Rupert Murdoch's News Corporation was dealt an embarrassing blow yesterday as the Church of England sold its entire stake in the firm in the wake of the phone-hacking scandal.
The church is selling its £1.9m shareholding because it was not convinced that News Corp had sufficiently reformed in response to the scandal.
The decision comes after a year of negotiations between News Corp executives and the Church's Ethical Investment Advisory Group, which has been reacting to "serious concerns" among the church's investing bodies over the revelations emerging from the company's British newspapers business, News International.
The size of the Church's shareholding is tiny in a global enterprise with a market capitalisation of more than $57bn (£37bn).
But the move is hugely embarrassing for News Corp as it brackets the media empire alongside Vedanta Resources, the controversial Indian miner, which the Church sold out of in 2010 amid concerns over its human rights record.
The Church said it had previously sold out of companies "involved in military products and services, pornography, alcoholic drinks, gambling, tobacco, human embryonic cloning and high interest rate lending".
Andrew Brown, secretary of the Church Commissioners, said: "Last year's phone-hacking allegations raised some serious concerns amongst the Church's investing bodies about our holding in News Corporation.
"Our decision to disinvest was not one taken lightly and follows a year of continuous dialogue with the company, during which the EIAG put forward a number of recommendations around how corporate governance structures at News Corporation could be improved.
"However, the EIAG does not feel that the company has brought about sufficient change and we have accepted its advice to disinvest."
But the sale also threatens to overshadow surging profits this year as well as a 50 per cent rise in the News Corp share price.
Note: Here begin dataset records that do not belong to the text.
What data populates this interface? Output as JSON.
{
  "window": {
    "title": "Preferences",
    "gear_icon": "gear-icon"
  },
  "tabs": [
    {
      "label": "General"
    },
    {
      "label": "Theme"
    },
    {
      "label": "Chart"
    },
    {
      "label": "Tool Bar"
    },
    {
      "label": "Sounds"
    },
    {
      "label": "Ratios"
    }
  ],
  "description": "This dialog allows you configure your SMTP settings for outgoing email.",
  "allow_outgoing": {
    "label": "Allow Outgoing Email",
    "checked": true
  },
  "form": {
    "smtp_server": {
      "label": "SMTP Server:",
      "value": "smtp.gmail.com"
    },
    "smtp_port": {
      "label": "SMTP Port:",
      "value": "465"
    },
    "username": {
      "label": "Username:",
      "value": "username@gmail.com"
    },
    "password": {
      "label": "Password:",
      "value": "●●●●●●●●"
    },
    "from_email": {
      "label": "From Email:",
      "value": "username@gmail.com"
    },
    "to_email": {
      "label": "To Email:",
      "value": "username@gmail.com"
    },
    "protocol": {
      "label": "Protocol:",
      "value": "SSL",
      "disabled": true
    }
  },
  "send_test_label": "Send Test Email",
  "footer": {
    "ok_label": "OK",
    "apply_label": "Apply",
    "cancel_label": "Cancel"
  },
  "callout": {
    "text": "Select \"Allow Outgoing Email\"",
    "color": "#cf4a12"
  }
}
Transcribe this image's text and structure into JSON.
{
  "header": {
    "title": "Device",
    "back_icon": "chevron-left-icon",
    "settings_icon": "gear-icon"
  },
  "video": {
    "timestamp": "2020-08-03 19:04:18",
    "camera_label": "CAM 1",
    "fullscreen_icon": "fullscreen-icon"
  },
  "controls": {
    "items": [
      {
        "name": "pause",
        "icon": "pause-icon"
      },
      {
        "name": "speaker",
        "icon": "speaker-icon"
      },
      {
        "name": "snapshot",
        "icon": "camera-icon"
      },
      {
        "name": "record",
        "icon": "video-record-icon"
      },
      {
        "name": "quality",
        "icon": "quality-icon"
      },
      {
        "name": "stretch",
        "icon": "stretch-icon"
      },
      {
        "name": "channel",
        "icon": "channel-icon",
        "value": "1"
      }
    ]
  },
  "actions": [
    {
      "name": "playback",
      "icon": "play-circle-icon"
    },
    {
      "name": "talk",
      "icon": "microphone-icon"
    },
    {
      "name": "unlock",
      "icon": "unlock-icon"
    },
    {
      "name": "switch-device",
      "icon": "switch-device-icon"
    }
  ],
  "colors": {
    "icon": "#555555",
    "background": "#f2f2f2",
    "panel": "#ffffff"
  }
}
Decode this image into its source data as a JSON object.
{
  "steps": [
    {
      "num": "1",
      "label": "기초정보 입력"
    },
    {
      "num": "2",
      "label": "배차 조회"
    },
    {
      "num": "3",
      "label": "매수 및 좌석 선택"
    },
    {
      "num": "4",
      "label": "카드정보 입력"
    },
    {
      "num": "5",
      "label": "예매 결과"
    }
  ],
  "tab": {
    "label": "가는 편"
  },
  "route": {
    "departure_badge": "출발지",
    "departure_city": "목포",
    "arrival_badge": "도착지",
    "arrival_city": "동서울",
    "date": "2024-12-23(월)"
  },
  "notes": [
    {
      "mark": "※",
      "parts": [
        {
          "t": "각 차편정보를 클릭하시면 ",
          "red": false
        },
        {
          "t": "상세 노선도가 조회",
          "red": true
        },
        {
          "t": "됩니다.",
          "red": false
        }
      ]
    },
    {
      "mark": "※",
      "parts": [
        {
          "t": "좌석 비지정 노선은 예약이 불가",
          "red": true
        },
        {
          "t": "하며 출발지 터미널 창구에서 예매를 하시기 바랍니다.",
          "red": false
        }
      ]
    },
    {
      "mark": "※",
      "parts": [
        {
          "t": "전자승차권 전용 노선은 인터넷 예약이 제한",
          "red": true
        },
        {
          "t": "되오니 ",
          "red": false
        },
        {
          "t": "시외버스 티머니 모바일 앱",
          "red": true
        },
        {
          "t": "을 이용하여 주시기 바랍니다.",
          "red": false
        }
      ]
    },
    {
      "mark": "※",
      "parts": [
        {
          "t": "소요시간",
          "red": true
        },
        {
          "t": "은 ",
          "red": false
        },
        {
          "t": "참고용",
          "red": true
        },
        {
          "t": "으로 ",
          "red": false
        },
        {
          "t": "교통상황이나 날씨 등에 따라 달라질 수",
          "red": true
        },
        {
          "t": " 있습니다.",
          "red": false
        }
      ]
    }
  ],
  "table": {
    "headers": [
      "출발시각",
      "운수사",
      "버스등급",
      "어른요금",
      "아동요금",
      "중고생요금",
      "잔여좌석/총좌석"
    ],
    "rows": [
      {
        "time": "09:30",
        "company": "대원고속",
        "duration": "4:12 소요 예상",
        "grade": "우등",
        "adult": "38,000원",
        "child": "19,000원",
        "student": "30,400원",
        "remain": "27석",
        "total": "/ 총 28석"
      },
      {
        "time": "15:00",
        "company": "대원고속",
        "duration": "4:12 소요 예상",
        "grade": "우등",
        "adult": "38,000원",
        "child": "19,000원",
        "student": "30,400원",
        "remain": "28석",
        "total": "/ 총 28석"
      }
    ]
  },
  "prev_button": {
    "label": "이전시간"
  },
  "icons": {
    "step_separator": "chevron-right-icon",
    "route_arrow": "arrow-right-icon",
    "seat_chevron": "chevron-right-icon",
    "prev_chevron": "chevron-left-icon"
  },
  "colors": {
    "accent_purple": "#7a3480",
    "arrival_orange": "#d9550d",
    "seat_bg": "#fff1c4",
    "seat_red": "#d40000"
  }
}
After a 47 per cent rise in profits to £600m in the three months to March, the firm is due to announce its latest quarterly results today.
October's shareholder meeting in Los Angeles will see Mr Murdoch under pressure from dissident investors to reduce his dominant role at the top of the company.
Two of News Corp's non-executive directors, Sir Rod Eddington, the company's senior independent director, and Andrew Knight, a former chairman of News International, recently held talks with representatives of the powerful British Local Authority Pension Fund Forum, which has backed a resolution calling for Mr Murdoch to relinquish his position as chairman and chief executive of News Corp.